Suddenly globalization is more than just a word in the inaugural speech of the federal president. The worlds are shifting; just now Guofeng Wang is taking a snapshot with his Olympus camera. Is it the future or the past that he is photographing? Are the representatives of a new high culture visiting the remnants of an old high culture? After all, you can read everywhere in Doi Tse Lan: the nineteenth was the European century, the twentieth the American century – and the twenty-first will be the Asian century.
But is that really true, Mr. Wang?
[ . . . ]

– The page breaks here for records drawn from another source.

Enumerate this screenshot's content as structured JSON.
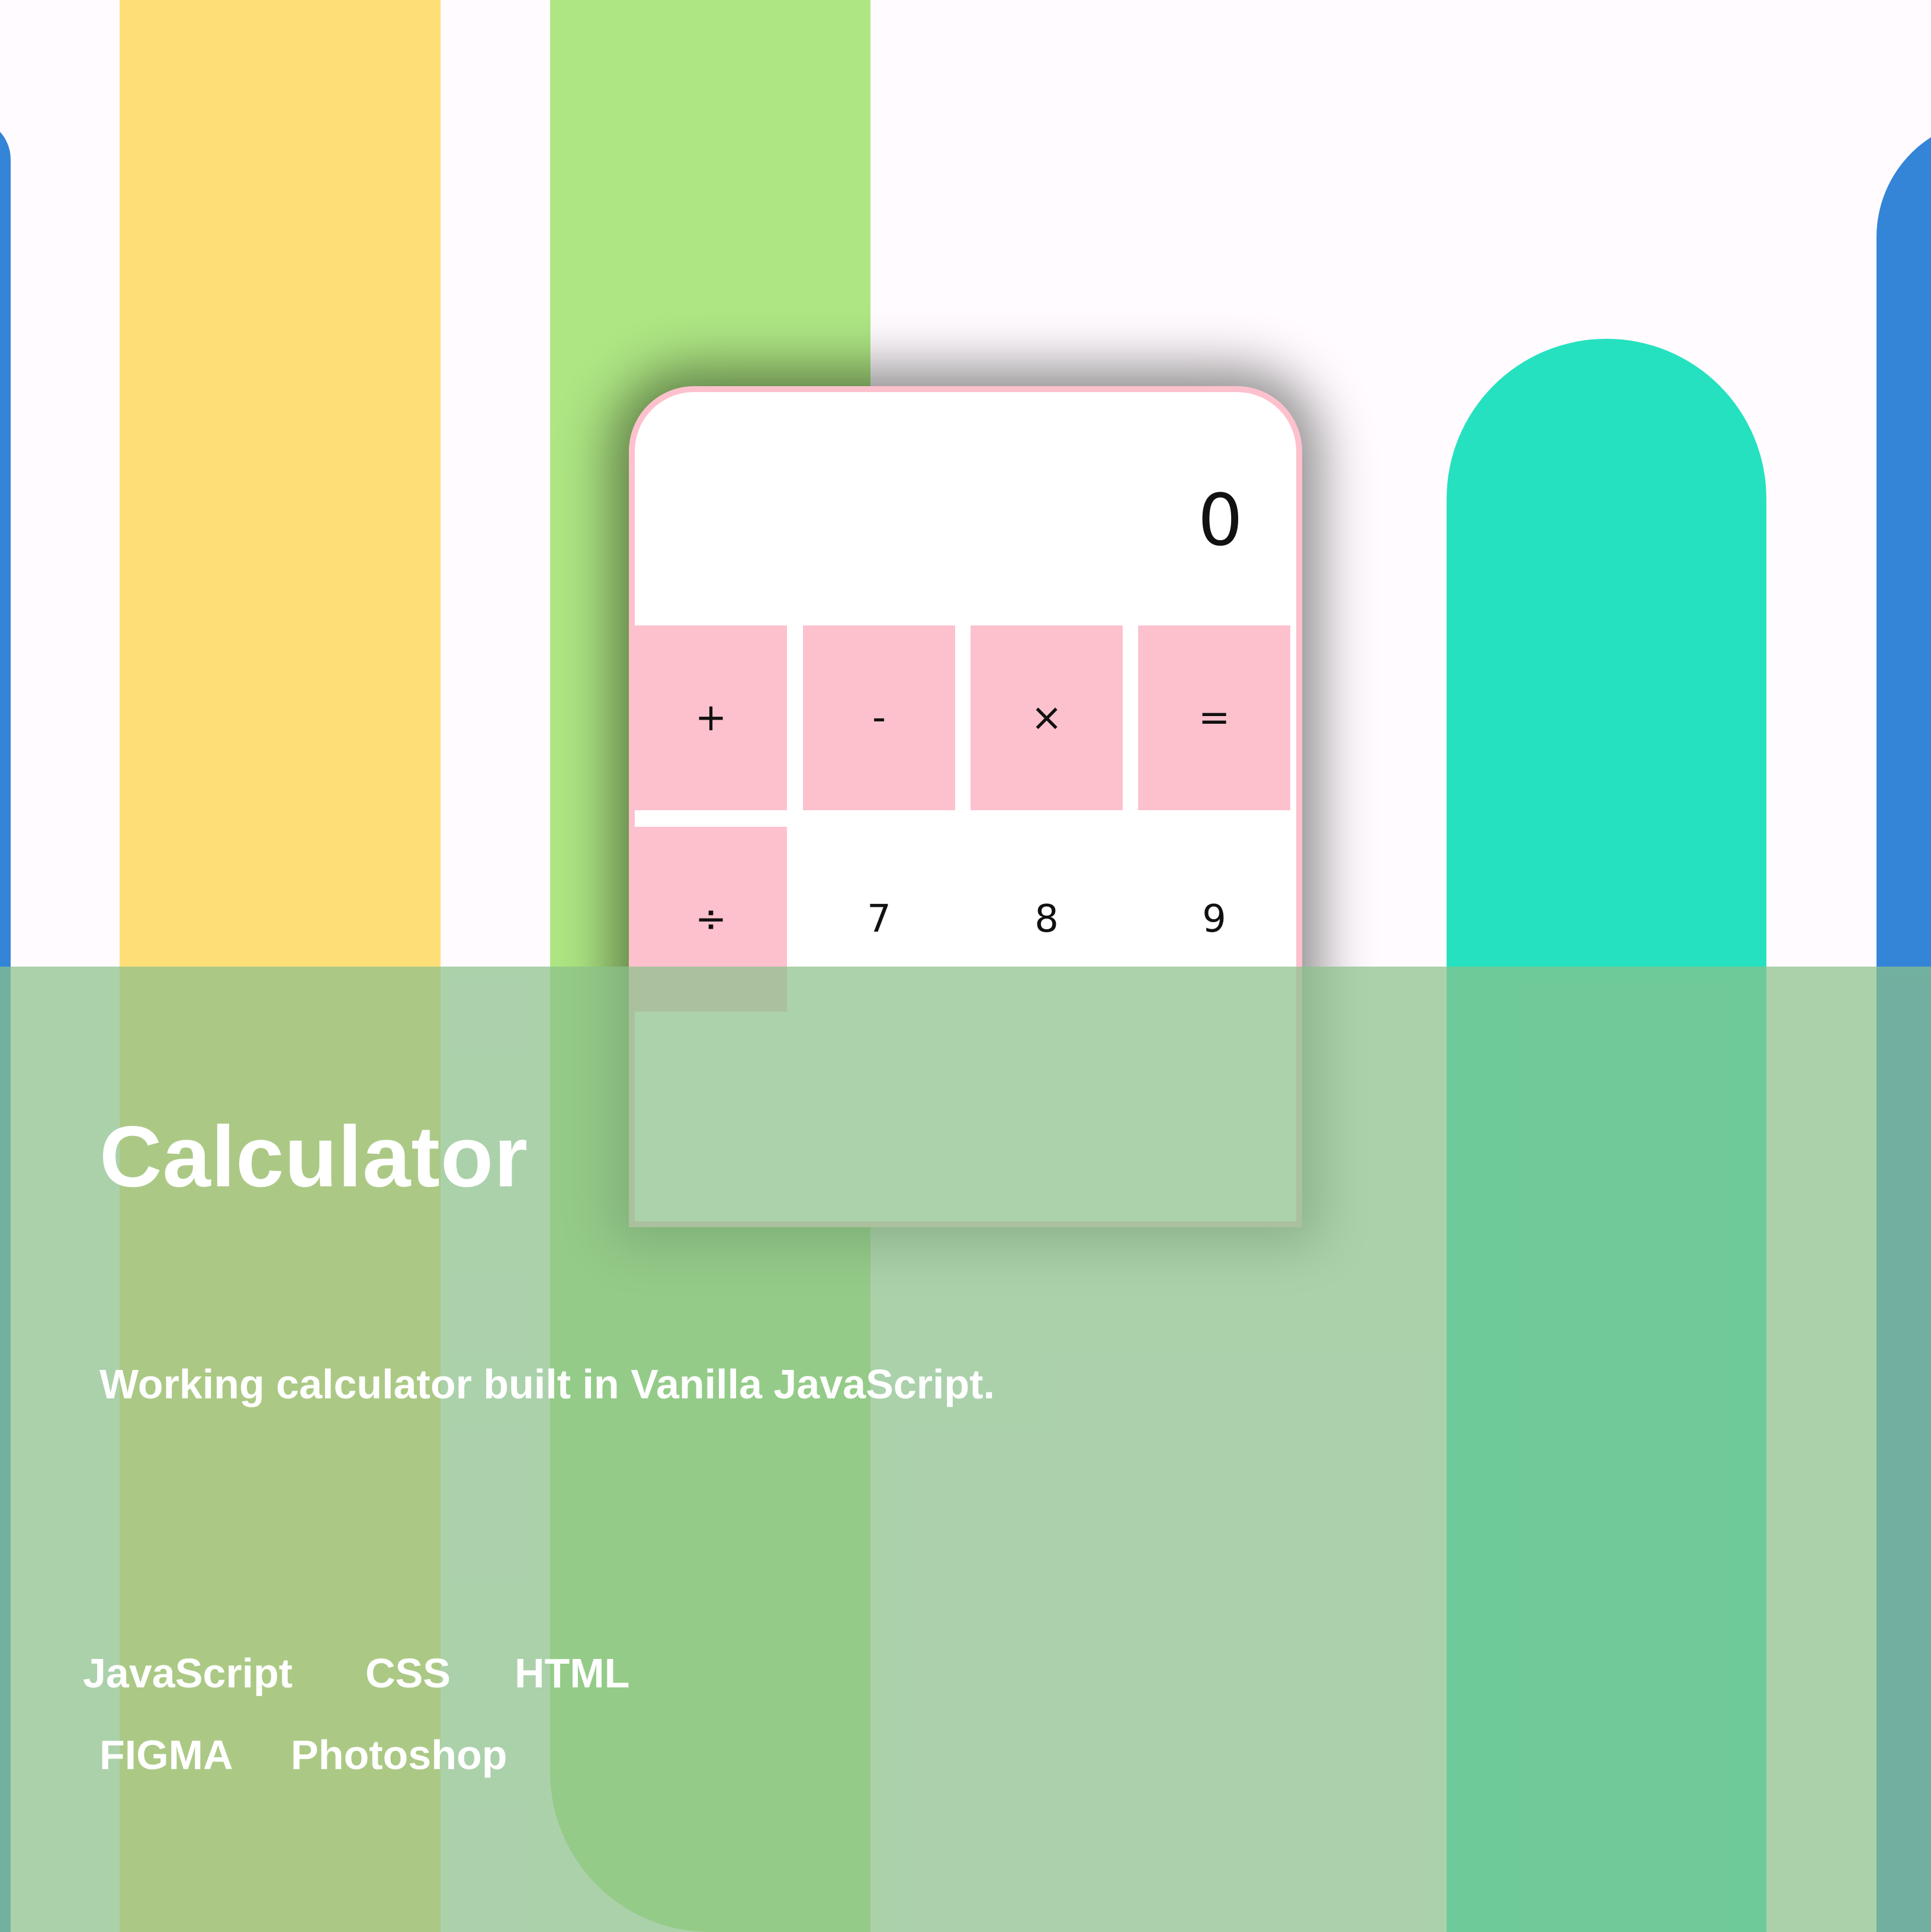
{
  "calculator": {
    "display_value": "0",
    "keys": [
      {
        "label": "+",
        "type": "operator",
        "name": "plus"
      },
      {
        "label": "-",
        "type": "operator",
        "name": "minus"
      },
      {
        "label": "×",
        "type": "operator",
        "name": "multiply"
      },
      {
        "label": "=",
        "type": "operator",
        "name": "equals"
      },
      {
        "label": "÷",
        "type": "operator",
        "name": "divide"
      },
      {
        "label": "7",
        "type": "number",
        "name": "7"
      },
      {
        "label": "8",
        "type": "number",
        "name": "8"
      },
      {
        "label": "9",
        "type": "number",
        "name": "9"
      }
    ]
  },
  "project": {
    "title": "Calculator",
    "description": "Working calculator built in Vanilla JavaScript.",
    "tags": [
      "JavaScript",
      "CSS",
      "HTML",
      "FIGMA",
      "Photoshop"
    ]
  },
  "colors": {
    "yellow_bar": "#fedf77",
    "green_bar": "#aee683",
    "teal_bar": "#25e1bf",
    "blue_bar": "#3484d8",
    "operator_key": "#fdc1cd",
    "overlay": "#8bc08b"
  }
}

The streets are crowded on this day. Again, motor homes. Station wagons. Bicycles on car roofs. Doi Tse Lan is on vacation. Oh yes, the Germans do have 30 days of vacation! Every year? Guofeng Wang has fifteen. Last year he didn’t take a single one, the year before that, the same. “Too much work,” he says. He works Mondays through Saturdays. No doubt, the FDP would surely like to have this man from the People’s Republic as a speaker at its party meeting.
On the horizon, pointed like pencils, the towers of Rothenburg ob der Tauber come into view. “Prepare to keep right,” says the navigation system . . . 100 . . . 90. . . 80 . . . yellow sign at the entrance to the town, like in the brochure, and once again old Europe. Chinese tour groups meet Japanese tour groups, Japanese tour groups meet American tour groups, the clattering of hooves from tourist carriages resounds through the alleys. Kan Chen photographs horse droppings. A BMW that is souped-up to the point of being unrecognizable distracts from the other attractions. In the stores are nutcrackers and beer mugs, the shop windows reflect Qing Li’s puzzled face. He hesitates briefly and then asks whether there are still people living in Rothenburg.
Thus they zoom through the days. From Würzburg to Rothenburg, and from Rothenburg to Dinkelsbühl, a town that looks like it was preserved centuries ago, neon signs prohibited. At the town hall, the mayor presents his “Chinese friends,” as he calls them, with certificates attesting that his guests have driven along the Romantic Road. In an almost pleading tone he then asks them to tell “all their colleagues in China” about Dinkelsbühl. There are already more Asian than American tourists in his town, many Japanese, but the Chinese are the future. They have only been allowed to travel to Germany for private purposes for two years. Estimates put the number of Chinese travelers throughout the whole at 130 million per year in 2020. Dinkelsbühl does not want to be left out. The mayor quickly gives the vanguard of the 130 million a picture book to take along.